# Goal of the exercise
Wherever the string "Sukienka" appears in the entries below, return the line that holds it.

Start of Data records

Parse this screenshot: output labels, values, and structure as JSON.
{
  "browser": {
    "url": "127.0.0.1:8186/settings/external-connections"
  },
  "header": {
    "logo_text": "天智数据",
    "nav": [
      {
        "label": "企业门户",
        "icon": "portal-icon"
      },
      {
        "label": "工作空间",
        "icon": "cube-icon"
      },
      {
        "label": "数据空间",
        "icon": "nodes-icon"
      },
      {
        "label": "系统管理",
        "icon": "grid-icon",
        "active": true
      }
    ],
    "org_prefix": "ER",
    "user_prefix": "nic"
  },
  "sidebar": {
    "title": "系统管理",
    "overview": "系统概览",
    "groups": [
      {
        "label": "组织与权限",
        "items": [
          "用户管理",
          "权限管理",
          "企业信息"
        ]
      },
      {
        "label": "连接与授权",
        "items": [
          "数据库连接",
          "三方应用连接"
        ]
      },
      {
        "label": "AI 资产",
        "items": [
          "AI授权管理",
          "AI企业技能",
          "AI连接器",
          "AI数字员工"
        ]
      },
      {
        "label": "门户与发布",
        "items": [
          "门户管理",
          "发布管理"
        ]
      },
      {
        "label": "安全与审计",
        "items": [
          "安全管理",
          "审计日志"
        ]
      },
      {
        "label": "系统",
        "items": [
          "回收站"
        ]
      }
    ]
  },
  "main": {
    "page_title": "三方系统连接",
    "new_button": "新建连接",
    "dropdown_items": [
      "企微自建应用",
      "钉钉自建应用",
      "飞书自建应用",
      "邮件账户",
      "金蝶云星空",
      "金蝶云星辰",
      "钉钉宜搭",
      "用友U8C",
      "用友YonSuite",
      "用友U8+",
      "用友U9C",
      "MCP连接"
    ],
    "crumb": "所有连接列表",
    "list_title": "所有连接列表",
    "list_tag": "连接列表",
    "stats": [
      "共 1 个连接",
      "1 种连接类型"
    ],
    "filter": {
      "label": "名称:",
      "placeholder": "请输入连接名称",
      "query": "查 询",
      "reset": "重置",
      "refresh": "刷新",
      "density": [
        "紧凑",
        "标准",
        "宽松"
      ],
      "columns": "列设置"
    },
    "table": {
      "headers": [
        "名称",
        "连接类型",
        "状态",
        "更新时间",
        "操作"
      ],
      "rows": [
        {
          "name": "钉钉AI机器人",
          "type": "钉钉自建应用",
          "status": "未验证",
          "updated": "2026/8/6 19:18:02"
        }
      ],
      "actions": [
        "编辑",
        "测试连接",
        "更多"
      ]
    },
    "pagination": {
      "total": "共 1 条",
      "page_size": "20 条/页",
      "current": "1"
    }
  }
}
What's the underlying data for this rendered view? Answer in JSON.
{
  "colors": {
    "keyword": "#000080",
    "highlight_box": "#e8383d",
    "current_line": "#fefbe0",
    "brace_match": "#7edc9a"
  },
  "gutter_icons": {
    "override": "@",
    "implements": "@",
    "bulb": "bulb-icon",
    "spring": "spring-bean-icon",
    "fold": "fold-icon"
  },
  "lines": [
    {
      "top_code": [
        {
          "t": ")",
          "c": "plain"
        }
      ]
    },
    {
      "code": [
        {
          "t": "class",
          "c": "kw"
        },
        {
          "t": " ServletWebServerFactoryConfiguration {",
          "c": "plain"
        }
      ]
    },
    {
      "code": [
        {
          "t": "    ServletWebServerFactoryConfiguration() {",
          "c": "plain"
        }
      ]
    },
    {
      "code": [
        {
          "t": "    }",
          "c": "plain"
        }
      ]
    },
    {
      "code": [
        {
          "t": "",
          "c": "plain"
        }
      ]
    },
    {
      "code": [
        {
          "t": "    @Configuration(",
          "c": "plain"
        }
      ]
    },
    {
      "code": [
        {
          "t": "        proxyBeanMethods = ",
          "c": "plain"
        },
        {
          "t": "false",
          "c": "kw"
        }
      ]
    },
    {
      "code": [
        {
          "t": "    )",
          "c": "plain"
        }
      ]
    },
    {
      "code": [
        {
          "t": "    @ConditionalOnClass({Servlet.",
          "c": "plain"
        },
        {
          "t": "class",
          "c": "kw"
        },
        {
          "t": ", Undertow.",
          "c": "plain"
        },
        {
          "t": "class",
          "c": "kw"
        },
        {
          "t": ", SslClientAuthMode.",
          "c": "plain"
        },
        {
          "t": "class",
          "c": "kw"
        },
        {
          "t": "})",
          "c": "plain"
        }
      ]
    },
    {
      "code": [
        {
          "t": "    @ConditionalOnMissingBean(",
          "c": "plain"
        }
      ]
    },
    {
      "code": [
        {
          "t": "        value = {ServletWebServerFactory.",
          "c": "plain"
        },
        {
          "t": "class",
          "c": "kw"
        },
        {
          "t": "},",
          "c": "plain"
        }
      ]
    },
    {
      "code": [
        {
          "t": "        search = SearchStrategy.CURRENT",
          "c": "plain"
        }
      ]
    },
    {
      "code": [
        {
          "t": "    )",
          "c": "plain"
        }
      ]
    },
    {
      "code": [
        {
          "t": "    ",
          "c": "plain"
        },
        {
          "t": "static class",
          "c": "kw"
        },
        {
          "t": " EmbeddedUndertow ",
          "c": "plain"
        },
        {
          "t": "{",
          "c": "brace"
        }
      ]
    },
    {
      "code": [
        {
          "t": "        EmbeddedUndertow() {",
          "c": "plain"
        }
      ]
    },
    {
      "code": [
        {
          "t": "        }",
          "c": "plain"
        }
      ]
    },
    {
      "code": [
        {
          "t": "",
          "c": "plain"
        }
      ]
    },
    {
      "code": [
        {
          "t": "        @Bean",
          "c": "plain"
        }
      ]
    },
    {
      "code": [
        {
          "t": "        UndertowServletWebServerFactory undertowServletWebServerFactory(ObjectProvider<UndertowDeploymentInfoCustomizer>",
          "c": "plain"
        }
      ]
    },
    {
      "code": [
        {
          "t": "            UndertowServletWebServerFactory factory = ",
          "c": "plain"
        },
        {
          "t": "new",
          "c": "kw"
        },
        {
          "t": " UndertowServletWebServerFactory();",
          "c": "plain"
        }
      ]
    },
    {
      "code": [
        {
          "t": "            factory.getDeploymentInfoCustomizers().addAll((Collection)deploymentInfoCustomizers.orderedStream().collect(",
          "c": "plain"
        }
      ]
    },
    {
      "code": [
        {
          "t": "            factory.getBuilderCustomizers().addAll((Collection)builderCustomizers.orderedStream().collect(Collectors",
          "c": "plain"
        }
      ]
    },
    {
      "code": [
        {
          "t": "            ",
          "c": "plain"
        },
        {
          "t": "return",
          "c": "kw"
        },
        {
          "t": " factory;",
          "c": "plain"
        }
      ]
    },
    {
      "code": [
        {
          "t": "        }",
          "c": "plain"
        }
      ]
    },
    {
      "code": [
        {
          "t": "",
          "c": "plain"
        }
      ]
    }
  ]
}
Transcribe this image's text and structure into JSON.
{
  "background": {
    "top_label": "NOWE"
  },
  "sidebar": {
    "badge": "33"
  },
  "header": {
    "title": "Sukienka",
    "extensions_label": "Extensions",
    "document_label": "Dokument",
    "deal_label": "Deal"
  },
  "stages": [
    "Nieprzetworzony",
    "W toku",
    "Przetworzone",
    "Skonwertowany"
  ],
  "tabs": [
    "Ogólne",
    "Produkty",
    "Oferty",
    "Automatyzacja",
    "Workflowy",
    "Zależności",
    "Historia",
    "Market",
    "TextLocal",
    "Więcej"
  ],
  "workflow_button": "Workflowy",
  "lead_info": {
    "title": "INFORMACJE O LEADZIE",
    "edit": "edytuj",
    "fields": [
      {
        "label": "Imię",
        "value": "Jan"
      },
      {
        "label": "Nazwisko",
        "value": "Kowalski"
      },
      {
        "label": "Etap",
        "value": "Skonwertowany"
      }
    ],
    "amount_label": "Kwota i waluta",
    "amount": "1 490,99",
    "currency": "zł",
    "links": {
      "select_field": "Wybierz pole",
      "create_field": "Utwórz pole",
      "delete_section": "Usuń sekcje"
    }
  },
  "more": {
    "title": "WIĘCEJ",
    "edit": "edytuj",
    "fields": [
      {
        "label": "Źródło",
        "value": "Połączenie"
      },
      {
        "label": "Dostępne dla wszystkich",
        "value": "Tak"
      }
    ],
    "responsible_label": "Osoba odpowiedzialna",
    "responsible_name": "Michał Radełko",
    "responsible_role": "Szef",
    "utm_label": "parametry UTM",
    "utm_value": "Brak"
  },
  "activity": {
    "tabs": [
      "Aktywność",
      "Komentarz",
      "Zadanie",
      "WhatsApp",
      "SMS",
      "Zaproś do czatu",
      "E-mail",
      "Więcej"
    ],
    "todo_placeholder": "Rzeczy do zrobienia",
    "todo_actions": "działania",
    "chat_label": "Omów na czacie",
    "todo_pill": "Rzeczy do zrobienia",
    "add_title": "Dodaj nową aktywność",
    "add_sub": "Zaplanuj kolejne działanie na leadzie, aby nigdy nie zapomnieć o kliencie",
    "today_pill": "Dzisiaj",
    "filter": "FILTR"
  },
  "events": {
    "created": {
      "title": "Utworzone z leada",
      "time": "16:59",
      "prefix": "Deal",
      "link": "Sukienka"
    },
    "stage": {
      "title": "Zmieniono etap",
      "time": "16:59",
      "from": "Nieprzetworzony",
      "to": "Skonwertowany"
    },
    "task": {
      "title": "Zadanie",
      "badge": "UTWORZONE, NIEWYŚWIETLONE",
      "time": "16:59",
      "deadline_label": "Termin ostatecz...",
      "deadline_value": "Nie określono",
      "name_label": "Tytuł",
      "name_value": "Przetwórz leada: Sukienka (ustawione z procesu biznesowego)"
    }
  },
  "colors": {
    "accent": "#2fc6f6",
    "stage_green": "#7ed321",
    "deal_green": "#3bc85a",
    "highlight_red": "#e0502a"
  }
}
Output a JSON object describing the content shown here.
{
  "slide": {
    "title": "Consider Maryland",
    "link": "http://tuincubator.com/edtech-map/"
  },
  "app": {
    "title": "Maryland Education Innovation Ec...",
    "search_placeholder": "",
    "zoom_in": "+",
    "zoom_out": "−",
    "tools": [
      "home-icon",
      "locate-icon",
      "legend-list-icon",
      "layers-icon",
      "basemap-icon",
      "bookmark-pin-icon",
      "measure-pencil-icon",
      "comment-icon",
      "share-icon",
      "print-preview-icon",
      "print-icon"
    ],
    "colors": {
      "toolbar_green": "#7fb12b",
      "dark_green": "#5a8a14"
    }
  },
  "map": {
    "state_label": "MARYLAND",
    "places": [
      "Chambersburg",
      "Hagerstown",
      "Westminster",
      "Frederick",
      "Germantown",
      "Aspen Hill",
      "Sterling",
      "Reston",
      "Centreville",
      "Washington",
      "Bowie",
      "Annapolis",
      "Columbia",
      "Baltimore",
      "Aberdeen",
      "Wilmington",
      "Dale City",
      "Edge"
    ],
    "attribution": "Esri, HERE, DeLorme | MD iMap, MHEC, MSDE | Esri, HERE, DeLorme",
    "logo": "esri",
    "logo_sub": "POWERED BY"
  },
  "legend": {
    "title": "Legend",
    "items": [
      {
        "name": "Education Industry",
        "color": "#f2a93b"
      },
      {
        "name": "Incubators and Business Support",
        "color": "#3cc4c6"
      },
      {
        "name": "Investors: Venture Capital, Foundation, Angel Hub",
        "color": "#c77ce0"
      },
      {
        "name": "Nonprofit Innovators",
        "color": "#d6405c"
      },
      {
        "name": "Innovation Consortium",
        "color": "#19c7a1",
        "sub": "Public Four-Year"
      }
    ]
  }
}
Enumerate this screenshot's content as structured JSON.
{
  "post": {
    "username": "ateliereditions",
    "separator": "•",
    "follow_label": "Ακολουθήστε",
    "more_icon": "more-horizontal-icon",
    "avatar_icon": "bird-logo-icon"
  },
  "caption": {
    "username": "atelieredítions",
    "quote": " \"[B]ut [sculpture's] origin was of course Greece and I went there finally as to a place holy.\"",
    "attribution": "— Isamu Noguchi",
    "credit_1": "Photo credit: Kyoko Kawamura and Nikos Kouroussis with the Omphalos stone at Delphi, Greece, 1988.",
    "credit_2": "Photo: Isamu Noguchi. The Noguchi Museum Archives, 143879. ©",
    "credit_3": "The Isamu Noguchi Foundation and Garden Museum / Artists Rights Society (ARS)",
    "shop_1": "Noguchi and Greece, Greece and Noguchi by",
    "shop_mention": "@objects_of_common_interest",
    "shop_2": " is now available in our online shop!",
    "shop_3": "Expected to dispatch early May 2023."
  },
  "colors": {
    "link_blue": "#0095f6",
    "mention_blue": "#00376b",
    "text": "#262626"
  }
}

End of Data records

# Answer to this problem
    "title": "Sukienka",
      "link": "Sukienka"
      "name_value": "Przetwórz leada: Sukienka (ustawione z procesu biznesowego)"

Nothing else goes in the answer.